[WHAT IS NEEDED]: Could you show each line of the records that contains the word "handle"?

(Collected data)

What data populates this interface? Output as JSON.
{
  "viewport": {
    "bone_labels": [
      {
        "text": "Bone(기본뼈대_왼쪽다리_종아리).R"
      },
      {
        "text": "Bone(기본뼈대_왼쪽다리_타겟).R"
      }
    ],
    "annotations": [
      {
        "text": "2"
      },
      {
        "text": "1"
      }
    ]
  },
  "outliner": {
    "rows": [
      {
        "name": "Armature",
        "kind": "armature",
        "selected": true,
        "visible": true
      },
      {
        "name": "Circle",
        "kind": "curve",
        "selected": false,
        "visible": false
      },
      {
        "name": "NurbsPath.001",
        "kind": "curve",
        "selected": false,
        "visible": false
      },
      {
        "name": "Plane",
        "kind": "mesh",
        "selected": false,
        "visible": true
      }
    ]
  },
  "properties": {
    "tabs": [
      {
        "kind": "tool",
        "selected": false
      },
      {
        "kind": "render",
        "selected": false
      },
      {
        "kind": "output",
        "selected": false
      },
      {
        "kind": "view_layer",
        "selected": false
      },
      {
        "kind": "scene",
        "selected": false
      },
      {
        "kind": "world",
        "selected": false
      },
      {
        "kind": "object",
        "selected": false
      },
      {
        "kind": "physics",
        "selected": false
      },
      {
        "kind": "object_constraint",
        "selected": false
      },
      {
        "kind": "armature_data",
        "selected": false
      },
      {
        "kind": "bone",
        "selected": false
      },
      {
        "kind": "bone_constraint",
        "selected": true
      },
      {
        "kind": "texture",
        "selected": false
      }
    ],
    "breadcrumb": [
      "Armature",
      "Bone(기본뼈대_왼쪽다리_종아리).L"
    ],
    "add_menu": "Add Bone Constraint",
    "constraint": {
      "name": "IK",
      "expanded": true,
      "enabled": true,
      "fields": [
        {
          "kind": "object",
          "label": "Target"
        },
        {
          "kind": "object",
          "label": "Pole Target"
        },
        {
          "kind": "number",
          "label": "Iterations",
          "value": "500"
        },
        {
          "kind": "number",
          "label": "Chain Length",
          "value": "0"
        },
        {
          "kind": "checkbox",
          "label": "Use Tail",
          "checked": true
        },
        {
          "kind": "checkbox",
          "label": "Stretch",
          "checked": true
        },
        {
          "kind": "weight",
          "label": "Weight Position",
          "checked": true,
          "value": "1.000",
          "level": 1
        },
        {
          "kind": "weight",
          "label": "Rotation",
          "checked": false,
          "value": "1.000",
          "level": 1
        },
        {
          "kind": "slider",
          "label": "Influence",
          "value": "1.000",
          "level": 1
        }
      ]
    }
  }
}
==
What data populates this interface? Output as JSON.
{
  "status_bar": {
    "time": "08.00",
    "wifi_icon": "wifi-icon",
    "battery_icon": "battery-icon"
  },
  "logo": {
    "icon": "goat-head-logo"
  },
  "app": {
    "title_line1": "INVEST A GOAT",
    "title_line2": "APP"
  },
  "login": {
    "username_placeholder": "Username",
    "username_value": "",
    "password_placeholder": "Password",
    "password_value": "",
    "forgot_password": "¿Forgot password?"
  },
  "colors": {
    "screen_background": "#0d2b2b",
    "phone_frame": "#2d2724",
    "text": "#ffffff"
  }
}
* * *
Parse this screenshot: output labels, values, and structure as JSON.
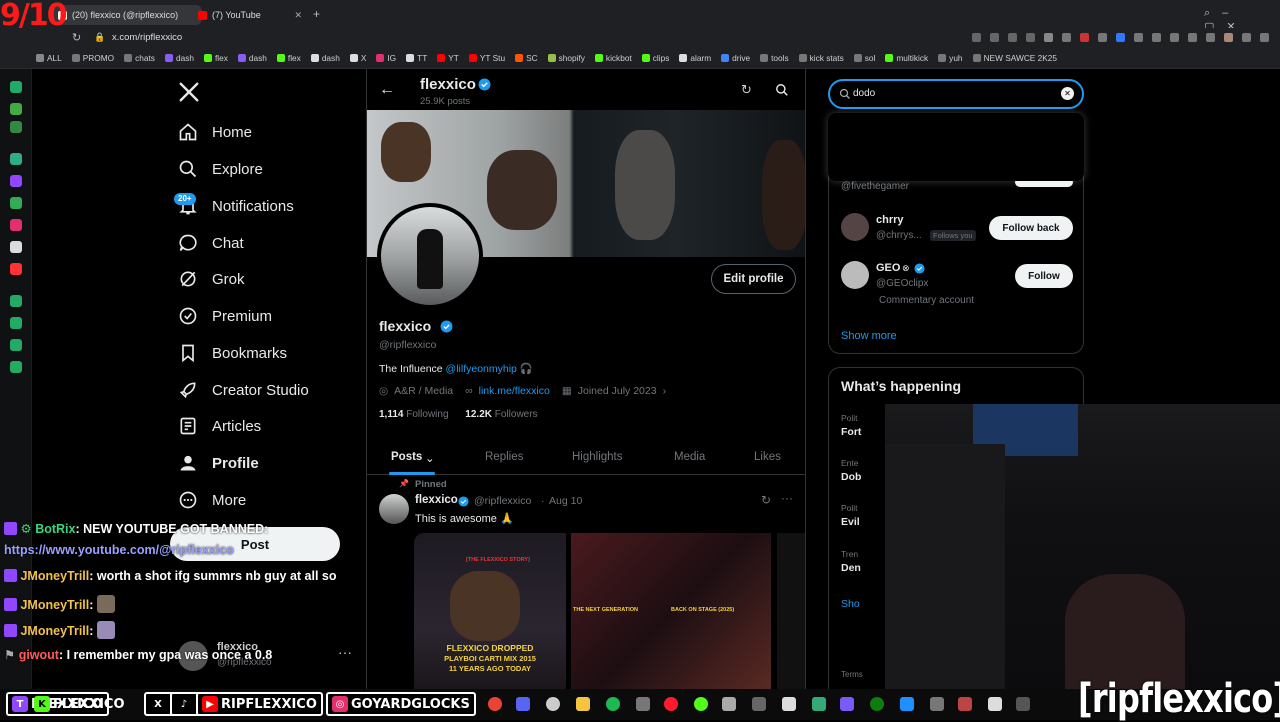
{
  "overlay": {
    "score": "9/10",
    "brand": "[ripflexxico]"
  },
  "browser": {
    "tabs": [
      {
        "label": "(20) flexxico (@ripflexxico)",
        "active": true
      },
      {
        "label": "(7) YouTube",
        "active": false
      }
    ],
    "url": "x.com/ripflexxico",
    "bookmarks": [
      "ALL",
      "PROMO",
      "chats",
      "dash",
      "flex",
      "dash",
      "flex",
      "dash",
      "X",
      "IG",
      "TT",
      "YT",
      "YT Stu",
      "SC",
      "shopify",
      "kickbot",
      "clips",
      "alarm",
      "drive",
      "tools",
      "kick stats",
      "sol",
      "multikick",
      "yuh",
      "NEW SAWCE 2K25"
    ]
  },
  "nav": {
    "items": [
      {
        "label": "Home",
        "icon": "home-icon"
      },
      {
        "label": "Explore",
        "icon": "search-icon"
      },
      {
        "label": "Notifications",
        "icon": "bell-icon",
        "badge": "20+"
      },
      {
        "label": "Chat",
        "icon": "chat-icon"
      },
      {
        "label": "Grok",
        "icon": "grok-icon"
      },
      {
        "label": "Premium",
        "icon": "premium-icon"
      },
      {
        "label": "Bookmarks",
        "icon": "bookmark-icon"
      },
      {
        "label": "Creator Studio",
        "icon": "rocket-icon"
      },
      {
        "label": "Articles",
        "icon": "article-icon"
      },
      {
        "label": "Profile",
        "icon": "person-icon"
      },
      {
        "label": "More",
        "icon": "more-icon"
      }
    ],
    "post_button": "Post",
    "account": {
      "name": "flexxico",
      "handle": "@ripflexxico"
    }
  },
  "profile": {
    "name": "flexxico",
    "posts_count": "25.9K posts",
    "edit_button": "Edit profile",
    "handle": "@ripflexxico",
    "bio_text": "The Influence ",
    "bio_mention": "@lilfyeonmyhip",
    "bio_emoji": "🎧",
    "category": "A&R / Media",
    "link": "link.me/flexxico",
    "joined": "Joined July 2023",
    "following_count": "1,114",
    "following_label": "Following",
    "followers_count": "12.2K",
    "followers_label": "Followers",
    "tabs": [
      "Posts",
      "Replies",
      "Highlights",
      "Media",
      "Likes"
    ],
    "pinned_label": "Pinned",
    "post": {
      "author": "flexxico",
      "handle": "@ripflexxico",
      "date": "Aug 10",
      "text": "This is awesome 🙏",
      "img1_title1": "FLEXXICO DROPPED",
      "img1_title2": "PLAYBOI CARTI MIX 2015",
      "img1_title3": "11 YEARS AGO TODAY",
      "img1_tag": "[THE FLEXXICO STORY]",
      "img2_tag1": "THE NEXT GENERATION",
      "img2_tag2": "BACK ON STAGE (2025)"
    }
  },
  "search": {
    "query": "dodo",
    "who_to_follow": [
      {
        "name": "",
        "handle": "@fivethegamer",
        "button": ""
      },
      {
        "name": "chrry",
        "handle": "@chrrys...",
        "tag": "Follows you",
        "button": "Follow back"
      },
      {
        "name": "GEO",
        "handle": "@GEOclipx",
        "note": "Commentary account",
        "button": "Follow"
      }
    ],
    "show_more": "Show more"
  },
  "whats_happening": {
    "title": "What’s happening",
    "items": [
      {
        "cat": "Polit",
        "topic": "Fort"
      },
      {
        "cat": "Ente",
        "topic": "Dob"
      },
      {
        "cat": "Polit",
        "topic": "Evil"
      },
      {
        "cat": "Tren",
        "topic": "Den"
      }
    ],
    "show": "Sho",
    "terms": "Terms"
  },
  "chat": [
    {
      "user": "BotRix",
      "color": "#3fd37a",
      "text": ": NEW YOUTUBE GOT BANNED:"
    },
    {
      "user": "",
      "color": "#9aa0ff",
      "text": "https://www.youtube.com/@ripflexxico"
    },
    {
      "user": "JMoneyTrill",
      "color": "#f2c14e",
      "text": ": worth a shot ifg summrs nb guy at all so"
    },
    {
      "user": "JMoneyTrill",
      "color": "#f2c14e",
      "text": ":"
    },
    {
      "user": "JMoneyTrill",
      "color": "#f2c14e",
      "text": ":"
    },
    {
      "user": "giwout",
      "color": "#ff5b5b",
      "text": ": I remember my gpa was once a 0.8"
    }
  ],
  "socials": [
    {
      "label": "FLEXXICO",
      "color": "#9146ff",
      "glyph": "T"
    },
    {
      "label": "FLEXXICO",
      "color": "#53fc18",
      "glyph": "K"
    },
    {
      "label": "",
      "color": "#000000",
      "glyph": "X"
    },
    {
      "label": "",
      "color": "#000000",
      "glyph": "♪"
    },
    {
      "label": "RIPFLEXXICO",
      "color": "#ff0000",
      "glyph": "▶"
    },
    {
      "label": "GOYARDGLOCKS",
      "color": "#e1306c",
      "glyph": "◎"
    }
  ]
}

[OUTPUT FOR THIS EXERCISE]:
      "handle": "@ripflexxico"
    "handle": "@ripflexxico",
      "handle": "@ripflexxico",
        "handle": "@fivethegamer",
        "handle": "@chrrys...",
        "handle": "@GEOclipx",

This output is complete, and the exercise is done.